SPU Main Site  |  Past and Future Meetings
Society For Pediatric Urology

Back to 2019 Abstracts


Post-procedural complication rates and utilization of health care between gomco and plastibell office circumcision techniques
Lauren Nicassio, BS, Yuri V. Sebastiao, PhD MPH, Molly Fuchs, MD, Daryl McLeod, MD MPH, Seth Alpert, MD, Rama Jayanthi, MD, Christina B. Ching, MD, Daniel DaJusta, MD.
Nationwide Children's Hospital, Columbus, OH, USA.

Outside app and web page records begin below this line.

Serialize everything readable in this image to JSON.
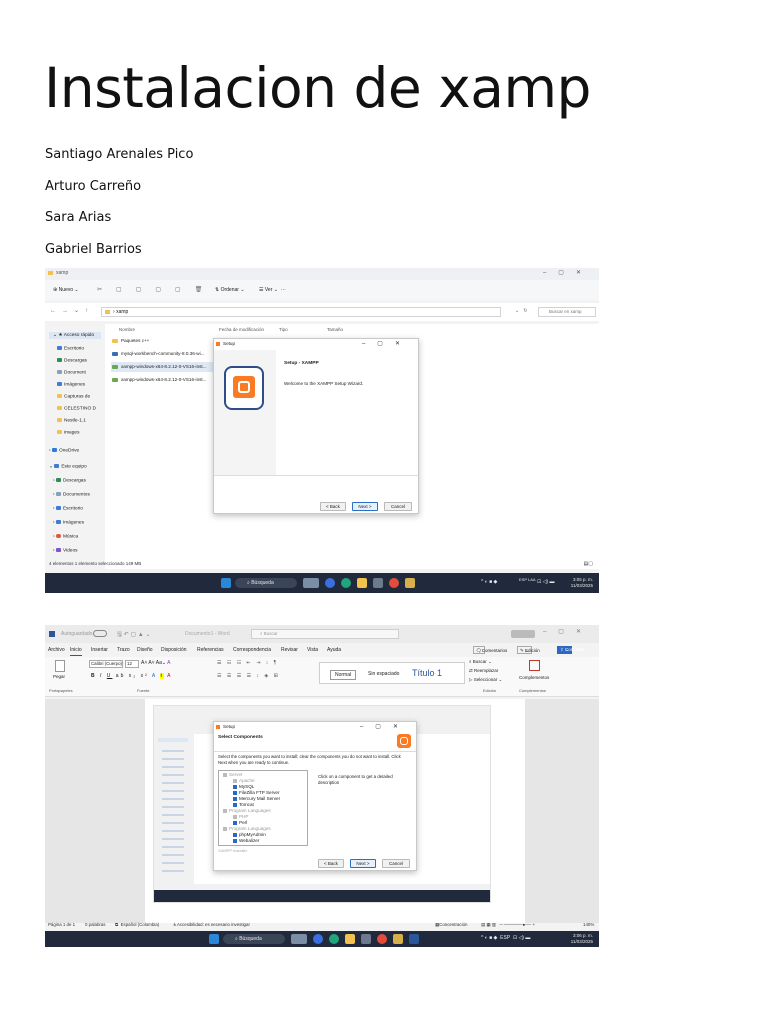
{
  "document": {
    "title": "Instalacion de xamp",
    "authors": [
      "Santiago Arenales Pico",
      "Arturo Carreño",
      "Sara Arias",
      "Gabriel Barrios"
    ]
  },
  "screenshot1": {
    "window_title": "xamp",
    "toolbar": {
      "new": "Nuevo",
      "sort": "Ordenar",
      "view": "Ver"
    },
    "address": "xamp",
    "search_placeholder": "Buscar en xamp",
    "nav": {
      "quick_access": "Acceso rápido",
      "items": [
        "Escritorio",
        "Descargas",
        "Document",
        "Imágenes",
        "Capturas de",
        "CELESTINO D",
        "Nestle-1.1",
        "images"
      ],
      "onedrive": "OneDrive",
      "this_pc": "Este equipo",
      "pc_items": [
        "Descargas",
        "Documentos",
        "Escritorio",
        "Imágenes",
        "Música",
        "Videos"
      ]
    },
    "columns": {
      "name": "Nombre",
      "modified": "Fecha de modificación",
      "type": "Tipo",
      "size": "Tamaño"
    },
    "files": [
      "Paquetes c++",
      "mysql-workbench-community-8.0.36-wi...",
      "xampp-windows-x64-8.2.12-0-VS16-inst...",
      "xampp-windows-x64-8.2.12-0-VS16-inst..."
    ],
    "status": "4 elementos    1 elemento seleccionado  149 MB",
    "dialog": {
      "title": "Setup",
      "heading": "Setup - XAMPP",
      "welcome": "Welcome to the XAMPP Setup Wizard.",
      "back": "< Back",
      "next": "Next >",
      "cancel": "Cancel"
    },
    "taskbar": {
      "search": "Búsqueda",
      "lang": "ESP\nLAA",
      "time": "3:05 p. m.",
      "date": "11/03/2025"
    }
  },
  "screenshot2": {
    "title_bar": {
      "autosave": "Autoguardado",
      "doc_name": "Documento1 - Word",
      "search": "Buscar"
    },
    "menu": [
      "Archivo",
      "Inicio",
      "Insertar",
      "Trazo",
      "Diseño",
      "Disposición",
      "Referencias",
      "Correspondencia",
      "Revisar",
      "Vista",
      "Ayuda"
    ],
    "comments": "Comentarios",
    "editing": "Edición",
    "share": "Compartir",
    "font_name": "Calibri (Cuerpo)",
    "font_size": "12",
    "paste": "Pegar",
    "styles": {
      "normal": "Normal",
      "no_spacing": "Sin espaciado",
      "title1": "Título 1"
    },
    "editing_group": {
      "find": "Buscar",
      "replace": "Reemplazar",
      "select": "Seleccionar"
    },
    "addins": "Complementos",
    "group_labels": {
      "clipboard": "Portapapeles",
      "font": "Fuente",
      "editing": "Edición",
      "addins": "Complementos"
    },
    "dialog": {
      "title": "Setup",
      "heading": "Select Components",
      "instructions": "Select the components you want to install; clear the components you do not want to install. Click Next when you are ready to continue.",
      "hint": "Click on a component to get a detailed description",
      "components": [
        "Server",
        "Apache",
        "MySQL",
        "FileZilla FTP Server",
        "Mercury Mail Server",
        "Tomcat",
        "Program Languages",
        "PHP",
        "Perl",
        "Program Languages",
        "phpMyAdmin",
        "Webalizer"
      ],
      "footer": "XAMPP Installer",
      "back": "< Back",
      "next": "Next >",
      "cancel": "Cancel"
    },
    "status": {
      "page": "Página 1 de 1",
      "words": "0 palabras",
      "lang": "Español (Colombia)",
      "accessibility": "Accesibilidad: es necesario investigar",
      "focus": "Concentración",
      "zoom": "140%"
    },
    "taskbar": {
      "search": "Búsqueda",
      "time": "3:06 p. m.",
      "date": "11/03/2025"
    }
  }
}
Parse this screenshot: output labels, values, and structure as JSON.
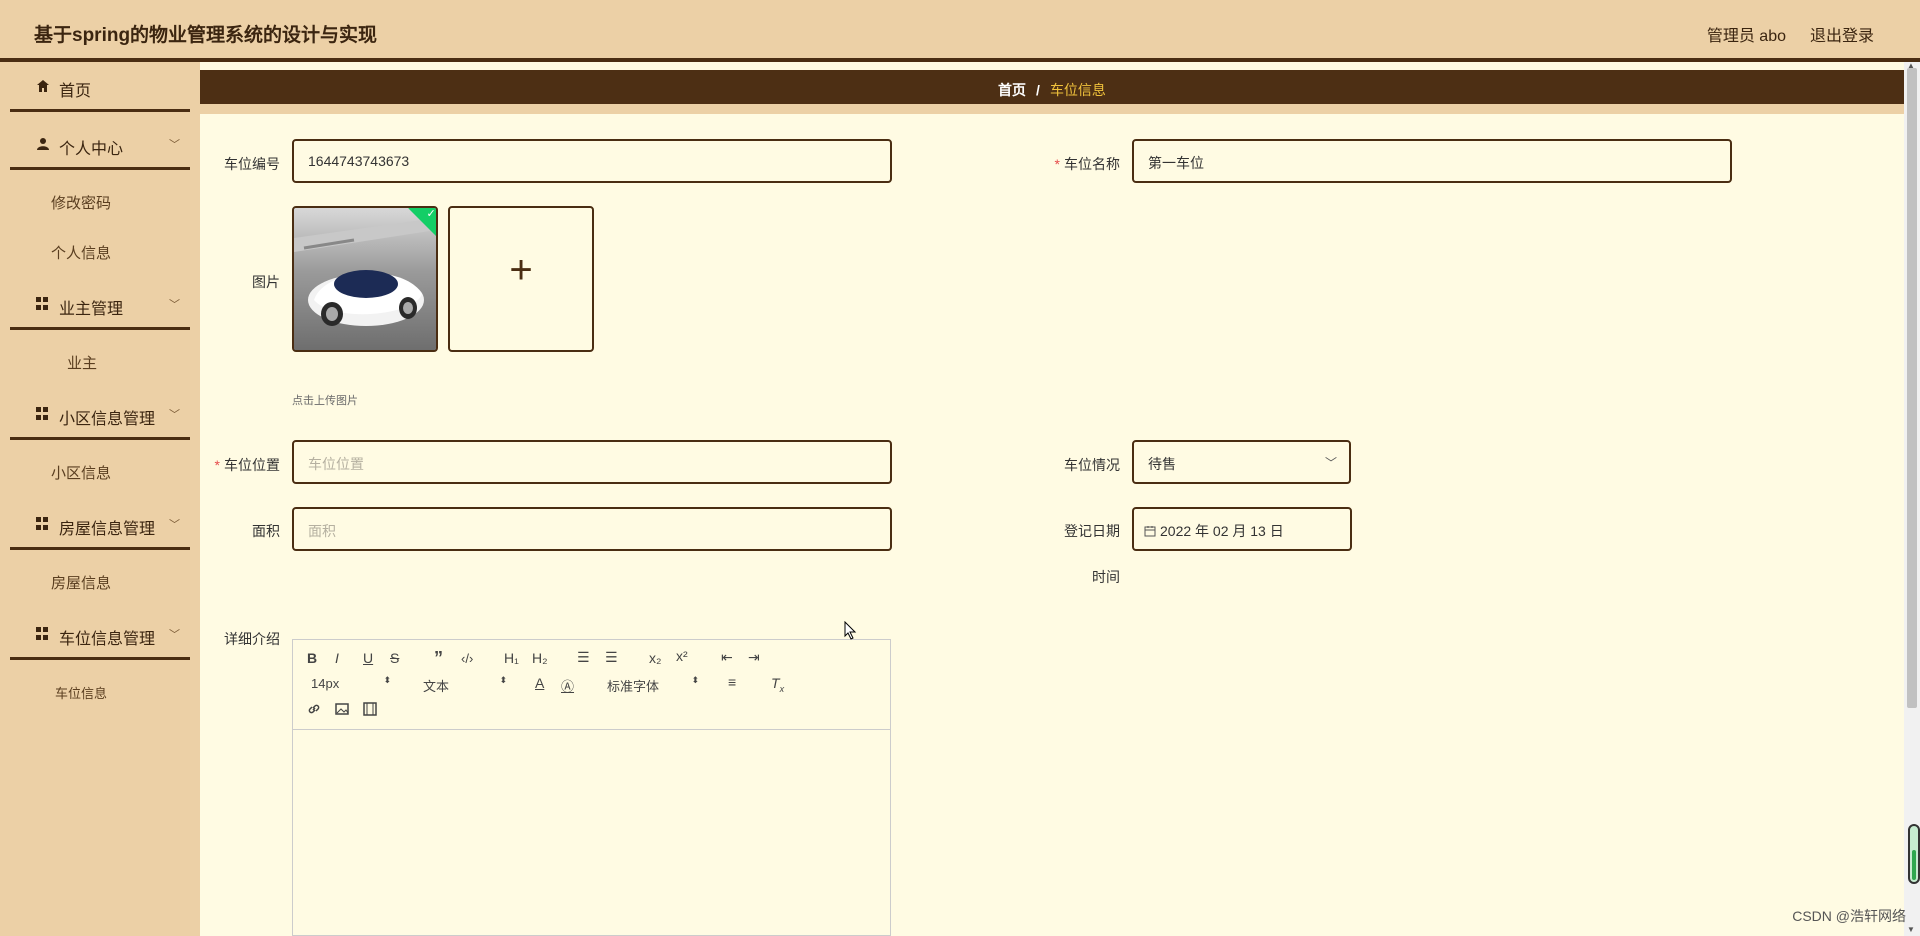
{
  "header": {
    "title": "基于spring的物业管理系统的设计与实现",
    "user": "管理员 abo",
    "logout": "退出登录"
  },
  "sidebar": {
    "home": "首页",
    "personal_center": "个人中心",
    "change_password": "修改密码",
    "personal_info": "个人信息",
    "owner_mgmt": "业主管理",
    "owner": "业主",
    "community_mgmt": "小区信息管理",
    "community_info": "小区信息",
    "house_mgmt": "房屋信息管理",
    "house_info": "房屋信息",
    "parking_mgmt": "车位信息管理",
    "parking_info": "车位信息"
  },
  "breadcrumb": {
    "home": "首页",
    "separator": "/",
    "current": "车位信息"
  },
  "form": {
    "space_no_label": "车位编号",
    "space_no_value": "1644743743673",
    "space_name_label": "车位名称",
    "space_name_value": "第一车位",
    "image_label": "图片",
    "upload_hint": "点击上传图片",
    "location_label": "车位位置",
    "location_placeholder": "车位位置",
    "status_label": "车位情况",
    "status_value": "待售",
    "area_label": "面积",
    "area_placeholder": "面积",
    "reg_date_label": "登记日期",
    "reg_date_value": "2022 年 02 月 13 日",
    "time_label": "时间",
    "detail_label": "详细介绍"
  },
  "editor": {
    "font_size": "14px",
    "text_style": "文本",
    "font_family": "标准字体"
  },
  "watermark": "CSDN @浩轩网络",
  "colors": {
    "header_bg": "#ecd0a6",
    "accent_dark": "#4a2d12",
    "content_bg": "#fffbe3",
    "breadcrumb_current": "#f0c23c",
    "required": "#e64b4b"
  }
}
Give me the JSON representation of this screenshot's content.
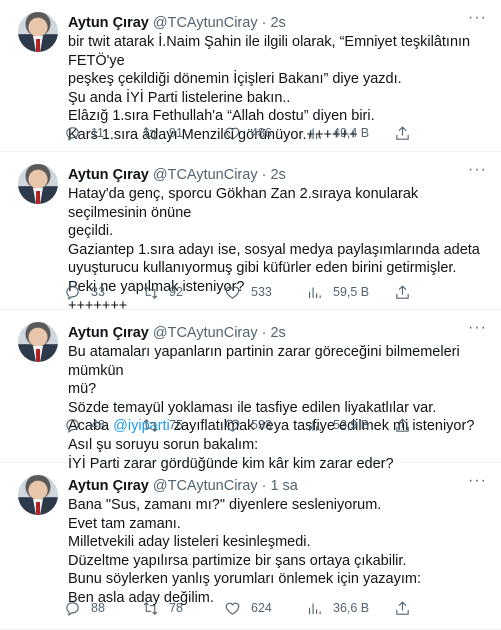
{
  "tweets": [
    {
      "name": "Aytun Çıray",
      "handle": "@TCAytunCiray",
      "time": "2s",
      "lines": [
        "bir twit atarak İ.Naim Şahin ile ilgili olarak, “Emniyet teşkilâtının FETÖ'ye",
        "peşkeş çekildiği dönemin İçişleri Bakanı” diye yazdı.",
        "Şu anda İYİ Parti listelerine bakın..",
        "Elâzığ 1.sıra Fethullah'a “Allah dostu” diyen biri.",
        "Kars 1.sıra adayı Menzilci görünüyor.++++++"
      ],
      "replies": "11",
      "retweets": "91",
      "likes": "486",
      "views": "49,4 B"
    },
    {
      "name": "Aytun Çıray",
      "handle": "@TCAytunCiray",
      "time": "2s",
      "lines": [
        "Hatay'da genç, sporcu Gökhan Zan 2.sıraya konularak seçilmesinin önüne",
        "geçildi.",
        "Gaziantep 1.sıra adayı ise, sosyal medya paylaşımlarında adeta",
        "uyuşturucu kullanıyormuş gibi küfürler eden birini getirmişler.",
        "Peki ne yapılmak isteniyor?",
        "+++++++"
      ],
      "replies": "33",
      "retweets": "92",
      "likes": "533",
      "views": "59,5 B"
    },
    {
      "name": "Aytun Çıray",
      "handle": "@TCAytunCiray",
      "time": "2s",
      "lines": [
        "Bu atamaları yapanların partinin zarar göreceğini bilmemeleri mümkün",
        "mü?",
        "Sözde temayül yoklaması ile tasfiye edilen liyakatlılar var.",
        "Acaba ",
        "Asıl şu soruyu sorun bakalım:",
        "İYİ Parti zarar gördüğünde kim kâr kim zarar eder?"
      ],
      "mention": "@iyiparti",
      "mention_tail": " zayıflatılmak veya tasfiye edilmek mi isteniyor?",
      "replies": "48",
      "retweets": "75",
      "likes": "533",
      "views": "53,9 B"
    },
    {
      "name": "Aytun Çıray",
      "handle": "@TCAytunCiray",
      "time": "1 sa",
      "lines": [
        "Bana \"Sus, zamanı mı?\" diyenlere sesleniyorum.",
        "Evet tam zamanı.",
        "Milletvekili aday listeleri kesinleşmedi.",
        "Düzeltme yapılırsa partimize bir şans ortaya çıkabilir.",
        "Bunu söylerken yanlış yorumları önlemek için yazayım:",
        "Ben asla aday değilim."
      ],
      "replies": "88",
      "retweets": "78",
      "likes": "624",
      "views": "36,6 B"
    }
  ],
  "icons": {
    "reply": "reply-icon",
    "retweet": "retweet-icon",
    "like": "heart-icon",
    "views": "views-chart-icon",
    "share": "share-icon",
    "more": "more-options-icon"
  }
}
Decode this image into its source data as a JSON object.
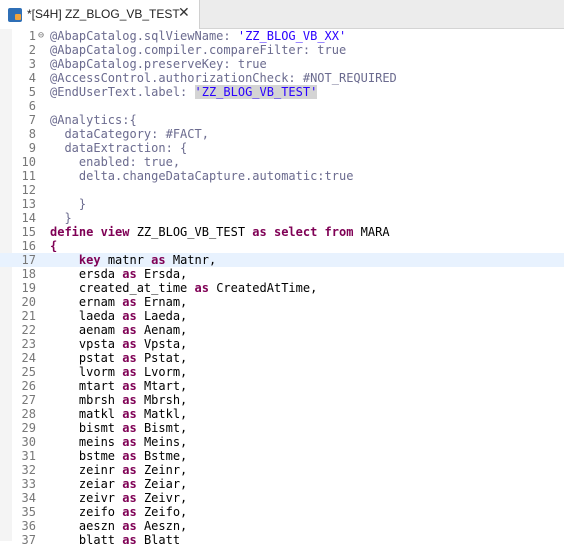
{
  "tab": {
    "title": "*[S4H] ZZ_BLOG_VB_TEST",
    "close": "✕"
  },
  "lines": [
    {
      "n": "1",
      "fold": "⊖",
      "tokens": [
        [
          "ann",
          "@AbapCatalog.sqlViewName: "
        ],
        [
          "str",
          "'ZZ_BLOG_VB_XX'"
        ]
      ]
    },
    {
      "n": "2",
      "tokens": [
        [
          "ann",
          "@AbapCatalog.compiler.compareFilter: true"
        ]
      ]
    },
    {
      "n": "3",
      "tokens": [
        [
          "ann",
          "@AbapCatalog.preserveKey: true"
        ]
      ]
    },
    {
      "n": "4",
      "tokens": [
        [
          "ann",
          "@AccessControl.authorizationCheck: #NOT_REQUIRED"
        ]
      ]
    },
    {
      "n": "5",
      "tokens": [
        [
          "ann",
          "@EndUserText.label: "
        ],
        [
          "hl",
          "'ZZ_BLOG_VB_TEST'"
        ]
      ]
    },
    {
      "n": "6",
      "tokens": []
    },
    {
      "n": "7",
      "tokens": [
        [
          "ann",
          "@Analytics:{"
        ]
      ]
    },
    {
      "n": "8",
      "tokens": [
        [
          "ann",
          "  dataCategory: #FACT,"
        ]
      ]
    },
    {
      "n": "9",
      "tokens": [
        [
          "ann",
          "  dataExtraction: {"
        ]
      ]
    },
    {
      "n": "10",
      "tokens": [
        [
          "ann",
          "    enabled: true,"
        ]
      ]
    },
    {
      "n": "11",
      "tokens": [
        [
          "ann",
          "    delta.changeDataCapture.automatic:true"
        ]
      ]
    },
    {
      "n": "12",
      "tokens": []
    },
    {
      "n": "13",
      "tokens": [
        [
          "ann",
          "    }"
        ]
      ]
    },
    {
      "n": "14",
      "tokens": [
        [
          "ann",
          "  }"
        ]
      ]
    },
    {
      "n": "15",
      "tokens": [
        [
          "kw",
          "define view "
        ],
        [
          "plain",
          "ZZ_BLOG_VB_TEST "
        ],
        [
          "kw",
          "as select from "
        ],
        [
          "plain",
          "MARA"
        ]
      ]
    },
    {
      "n": "16",
      "tokens": [
        [
          "kw",
          "{"
        ]
      ]
    },
    {
      "n": "17",
      "current": true,
      "tokens": [
        [
          "plain",
          "    "
        ],
        [
          "kw",
          "key "
        ],
        [
          "plain",
          "matnr "
        ],
        [
          "kw",
          "as "
        ],
        [
          "plain",
          "Matnr,"
        ]
      ]
    },
    {
      "n": "18",
      "tokens": [
        [
          "plain",
          "    ersda "
        ],
        [
          "kw",
          "as "
        ],
        [
          "plain",
          "Ersda,"
        ]
      ]
    },
    {
      "n": "19",
      "tokens": [
        [
          "plain",
          "    created_at_time "
        ],
        [
          "kw",
          "as "
        ],
        [
          "plain",
          "CreatedAtTime,"
        ]
      ]
    },
    {
      "n": "20",
      "tokens": [
        [
          "plain",
          "    ernam "
        ],
        [
          "kw",
          "as "
        ],
        [
          "plain",
          "Ernam,"
        ]
      ]
    },
    {
      "n": "21",
      "tokens": [
        [
          "plain",
          "    laeda "
        ],
        [
          "kw",
          "as "
        ],
        [
          "plain",
          "Laeda,"
        ]
      ]
    },
    {
      "n": "22",
      "tokens": [
        [
          "plain",
          "    aenam "
        ],
        [
          "kw",
          "as "
        ],
        [
          "plain",
          "Aenam,"
        ]
      ]
    },
    {
      "n": "23",
      "tokens": [
        [
          "plain",
          "    vpsta "
        ],
        [
          "kw",
          "as "
        ],
        [
          "plain",
          "Vpsta,"
        ]
      ]
    },
    {
      "n": "24",
      "tokens": [
        [
          "plain",
          "    pstat "
        ],
        [
          "kw",
          "as "
        ],
        [
          "plain",
          "Pstat,"
        ]
      ]
    },
    {
      "n": "25",
      "tokens": [
        [
          "plain",
          "    lvorm "
        ],
        [
          "kw",
          "as "
        ],
        [
          "plain",
          "Lvorm,"
        ]
      ]
    },
    {
      "n": "26",
      "tokens": [
        [
          "plain",
          "    mtart "
        ],
        [
          "kw",
          "as "
        ],
        [
          "plain",
          "Mtart,"
        ]
      ]
    },
    {
      "n": "27",
      "tokens": [
        [
          "plain",
          "    mbrsh "
        ],
        [
          "kw",
          "as "
        ],
        [
          "plain",
          "Mbrsh,"
        ]
      ]
    },
    {
      "n": "28",
      "tokens": [
        [
          "plain",
          "    matkl "
        ],
        [
          "kw",
          "as "
        ],
        [
          "plain",
          "Matkl,"
        ]
      ]
    },
    {
      "n": "29",
      "tokens": [
        [
          "plain",
          "    bismt "
        ],
        [
          "kw",
          "as "
        ],
        [
          "plain",
          "Bismt,"
        ]
      ]
    },
    {
      "n": "30",
      "tokens": [
        [
          "plain",
          "    meins "
        ],
        [
          "kw",
          "as "
        ],
        [
          "plain",
          "Meins,"
        ]
      ]
    },
    {
      "n": "31",
      "tokens": [
        [
          "plain",
          "    bstme "
        ],
        [
          "kw",
          "as "
        ],
        [
          "plain",
          "Bstme,"
        ]
      ]
    },
    {
      "n": "32",
      "tokens": [
        [
          "plain",
          "    zeinr "
        ],
        [
          "kw",
          "as "
        ],
        [
          "plain",
          "Zeinr,"
        ]
      ]
    },
    {
      "n": "33",
      "tokens": [
        [
          "plain",
          "    zeiar "
        ],
        [
          "kw",
          "as "
        ],
        [
          "plain",
          "Zeiar,"
        ]
      ]
    },
    {
      "n": "34",
      "tokens": [
        [
          "plain",
          "    zeivr "
        ],
        [
          "kw",
          "as "
        ],
        [
          "plain",
          "Zeivr,"
        ]
      ]
    },
    {
      "n": "35",
      "tokens": [
        [
          "plain",
          "    zeifo "
        ],
        [
          "kw",
          "as "
        ],
        [
          "plain",
          "Zeifo,"
        ]
      ]
    },
    {
      "n": "36",
      "tokens": [
        [
          "plain",
          "    aeszn "
        ],
        [
          "kw",
          "as "
        ],
        [
          "plain",
          "Aeszn,"
        ]
      ]
    },
    {
      "n": "37",
      "tokens": [
        [
          "plain",
          "    blatt "
        ],
        [
          "kw",
          "as "
        ],
        [
          "plain",
          "Blatt"
        ]
      ]
    }
  ]
}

BACKGROUND: Gomco clamp and plastibell ring are common methods of performing office circumcision. While there are similar features between the two, they do differ significantly, in that the plastibell is retained upon office discharge versus immediate office removal of the gomco device. We sought to evaluate the rate of early complications and impact on health care utilization of these two forms of office circumcision.
METHODS: We performed a retrospective review of all office circumcisions performed in our urologic clinic between January 2015 - August 2018. Patient demographics, circumcision technique, provider information, and any subsequent telephone encounters or hospital visits were recorded. Complications related directly to circumcision were noted and reported as early complications if they occurred within 14 days of circumcision. Number of phone calls, emergency room (ER) and urgent care (UC) visits, trips to the operating room (OR), and office visits outside of those scheduled as per post-circumcision routine that were directly related to their circumcision were recorded. Frequencies were used to compare the incidence of early postoperative complications, emergency visits, and interventions, by circumcision technique using propensity score-inverse probability of treatment weights. This approach allowed estimating the adjusted effect of circumcision technique while controlling for baseline differences in patient age, weight, comorbidities, and provider characteristics.
RESULTS: A total of 1030 circumcisions were performed in the study period. Overall median patient age and weight were 10 weeks (range 0.6-56.9) and 5.7 kg (range 3.0-13.1), respectively. Approximately 65% (665 cases) of the procedures were performed by plastibell, with 35% (365 cases) by gomco. There was no significant difference between plastibell and gomco techniques in regards to early complications (3.1% vs. 2.5% respectively, p=0.61); need for office, ER, or OR interventions within 14 days (4.4% vs. 4.1%, p=0.83); or number of patients visiting the ER/UC within 14 days of circumcision (3.6% vs. 1.7%, p=0.10) (Table). In total, 18 patients (2.7%) had a plastibell malfunction with 17 requiring provider removal of the ring. There were 139 (20.9%) office phone calls by parents of patients after plastibell circumcision versus 65 (17.8%) from parents after gomco. 35 (9.6%) gomco patients required a non-routine postoperative office visit versus 32 (4.8%) plastibell patients.
CONCLUSIONS: In this single-institution cohort of children undergoing office circumcision, the use of gomco versus plastibell technique was not associated with significant differences in early postoperative complications. Plastibell appears to result in more phone calls while gomco results in more office visits outside of that which is normally planned after the procedure. This knowledge could lend to better education at time of office circumcision regarding expectations.


Back to 2019 Abstracts